[5] Ghosal, A. (1969) Some Aspects of Queueing and Storage Systems. Lecture Notes in Operations Research and Mathematical Systems, No. 23, Springer-Verlag, New York.

[6] Klemes, V. (1977) Discrete Representation of Storage for Stochastic Reservoir Operation. Water Resources Research, 13, 149-158.

http://dx.doi.org/10.1029/WR013i001p00149

[7] Lochert, P. and Phatarfod, R.M. (1979) On the Problem of Discretization in Dam Theory. Water Resources Research, 15, 1593-1597.

http://dx.doi.org/10.1029/WR015i006p01593

[8] Phatarfod, R.M. and Shrikanthan, R. (1981) Discretization in Stochastic Reservoir Theory with Markovian Inflows .Journal of Hydrology, 52, 199-218.

http://dx.doi.org/10.1016/0022-1694(81)90170-0

[9] Bae, H.M. and Devine, M. (1978) Optimization Models for the Economic Design of Windpower Systems. Solar Energy, 20, 469-481.

http://dx.doi.org/10.1016/0038-092X(78)90064-6

[10] Lindley, D.V. (1952) The Theory of Queues with a Single Server.

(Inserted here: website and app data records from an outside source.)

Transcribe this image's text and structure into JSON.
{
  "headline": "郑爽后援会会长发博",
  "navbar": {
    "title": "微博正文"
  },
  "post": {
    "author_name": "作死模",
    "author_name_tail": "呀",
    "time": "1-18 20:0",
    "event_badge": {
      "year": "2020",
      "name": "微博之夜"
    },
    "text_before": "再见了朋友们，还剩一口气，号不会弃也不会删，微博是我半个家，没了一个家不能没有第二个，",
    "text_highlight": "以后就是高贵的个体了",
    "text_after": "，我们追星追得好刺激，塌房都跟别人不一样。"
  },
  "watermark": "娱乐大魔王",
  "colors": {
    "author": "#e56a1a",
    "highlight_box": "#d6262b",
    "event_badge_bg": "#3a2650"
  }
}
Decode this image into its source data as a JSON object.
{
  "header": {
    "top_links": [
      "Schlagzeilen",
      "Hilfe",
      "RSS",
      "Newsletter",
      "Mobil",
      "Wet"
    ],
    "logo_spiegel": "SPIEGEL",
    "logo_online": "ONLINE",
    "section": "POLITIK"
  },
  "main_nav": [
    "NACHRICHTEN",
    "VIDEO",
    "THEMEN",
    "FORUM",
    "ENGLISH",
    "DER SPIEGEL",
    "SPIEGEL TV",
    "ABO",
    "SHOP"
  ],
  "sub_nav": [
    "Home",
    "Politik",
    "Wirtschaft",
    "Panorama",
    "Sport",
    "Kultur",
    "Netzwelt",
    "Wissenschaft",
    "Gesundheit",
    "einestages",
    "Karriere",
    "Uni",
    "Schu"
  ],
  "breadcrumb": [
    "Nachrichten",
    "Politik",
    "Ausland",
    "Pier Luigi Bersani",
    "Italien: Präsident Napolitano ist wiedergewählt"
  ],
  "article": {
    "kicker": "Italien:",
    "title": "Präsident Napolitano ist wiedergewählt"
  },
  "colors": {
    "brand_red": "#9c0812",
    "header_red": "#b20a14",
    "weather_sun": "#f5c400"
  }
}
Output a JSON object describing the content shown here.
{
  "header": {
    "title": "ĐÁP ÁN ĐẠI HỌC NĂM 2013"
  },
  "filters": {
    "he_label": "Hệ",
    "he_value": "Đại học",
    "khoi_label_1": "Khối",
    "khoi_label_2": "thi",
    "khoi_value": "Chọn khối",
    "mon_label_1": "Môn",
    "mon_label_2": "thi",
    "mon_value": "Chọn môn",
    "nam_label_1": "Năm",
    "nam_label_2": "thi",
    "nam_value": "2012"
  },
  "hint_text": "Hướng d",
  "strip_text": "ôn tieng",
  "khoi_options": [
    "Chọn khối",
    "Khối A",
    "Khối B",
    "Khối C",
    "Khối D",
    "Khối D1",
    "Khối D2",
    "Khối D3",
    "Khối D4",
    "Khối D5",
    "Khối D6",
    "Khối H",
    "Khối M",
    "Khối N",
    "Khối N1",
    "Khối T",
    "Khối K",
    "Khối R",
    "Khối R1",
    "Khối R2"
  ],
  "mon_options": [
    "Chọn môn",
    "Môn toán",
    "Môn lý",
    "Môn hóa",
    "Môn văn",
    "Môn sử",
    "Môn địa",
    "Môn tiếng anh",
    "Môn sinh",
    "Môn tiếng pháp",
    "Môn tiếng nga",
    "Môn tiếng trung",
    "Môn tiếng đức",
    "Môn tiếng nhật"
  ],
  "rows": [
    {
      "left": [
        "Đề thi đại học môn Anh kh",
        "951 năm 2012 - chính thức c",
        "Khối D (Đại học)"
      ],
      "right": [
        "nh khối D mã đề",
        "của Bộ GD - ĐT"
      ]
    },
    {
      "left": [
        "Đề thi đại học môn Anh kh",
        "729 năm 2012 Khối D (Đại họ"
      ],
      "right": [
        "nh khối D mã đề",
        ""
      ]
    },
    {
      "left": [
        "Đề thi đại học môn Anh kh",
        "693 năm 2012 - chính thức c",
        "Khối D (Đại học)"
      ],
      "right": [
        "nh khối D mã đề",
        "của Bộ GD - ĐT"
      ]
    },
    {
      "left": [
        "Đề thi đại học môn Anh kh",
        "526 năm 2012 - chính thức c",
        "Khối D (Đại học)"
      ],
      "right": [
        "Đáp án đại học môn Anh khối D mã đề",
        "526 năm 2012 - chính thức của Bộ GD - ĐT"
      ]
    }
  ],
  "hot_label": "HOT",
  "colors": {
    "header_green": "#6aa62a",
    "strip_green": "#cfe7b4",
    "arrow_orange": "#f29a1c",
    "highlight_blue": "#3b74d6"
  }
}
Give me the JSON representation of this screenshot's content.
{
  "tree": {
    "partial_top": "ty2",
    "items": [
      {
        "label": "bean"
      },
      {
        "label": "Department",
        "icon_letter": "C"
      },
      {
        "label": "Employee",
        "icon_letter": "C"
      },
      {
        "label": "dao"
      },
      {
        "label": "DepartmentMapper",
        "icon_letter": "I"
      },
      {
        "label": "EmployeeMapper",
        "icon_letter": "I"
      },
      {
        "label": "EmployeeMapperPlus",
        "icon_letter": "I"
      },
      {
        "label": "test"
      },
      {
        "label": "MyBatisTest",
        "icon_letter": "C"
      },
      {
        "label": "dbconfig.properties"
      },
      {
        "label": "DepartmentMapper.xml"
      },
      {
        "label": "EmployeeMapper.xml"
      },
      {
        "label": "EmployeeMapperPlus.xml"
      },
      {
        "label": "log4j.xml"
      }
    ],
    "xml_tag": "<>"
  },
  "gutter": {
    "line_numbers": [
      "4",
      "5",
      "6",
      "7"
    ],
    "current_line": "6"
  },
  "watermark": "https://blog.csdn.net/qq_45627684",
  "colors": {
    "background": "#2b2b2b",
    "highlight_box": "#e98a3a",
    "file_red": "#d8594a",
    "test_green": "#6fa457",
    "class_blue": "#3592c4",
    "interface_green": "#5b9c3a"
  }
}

Mathematical Proceedings of the Cambridge Philosophical Society, 48, 277-289.

http://dx.doi.org/10.1017/S0305004100027638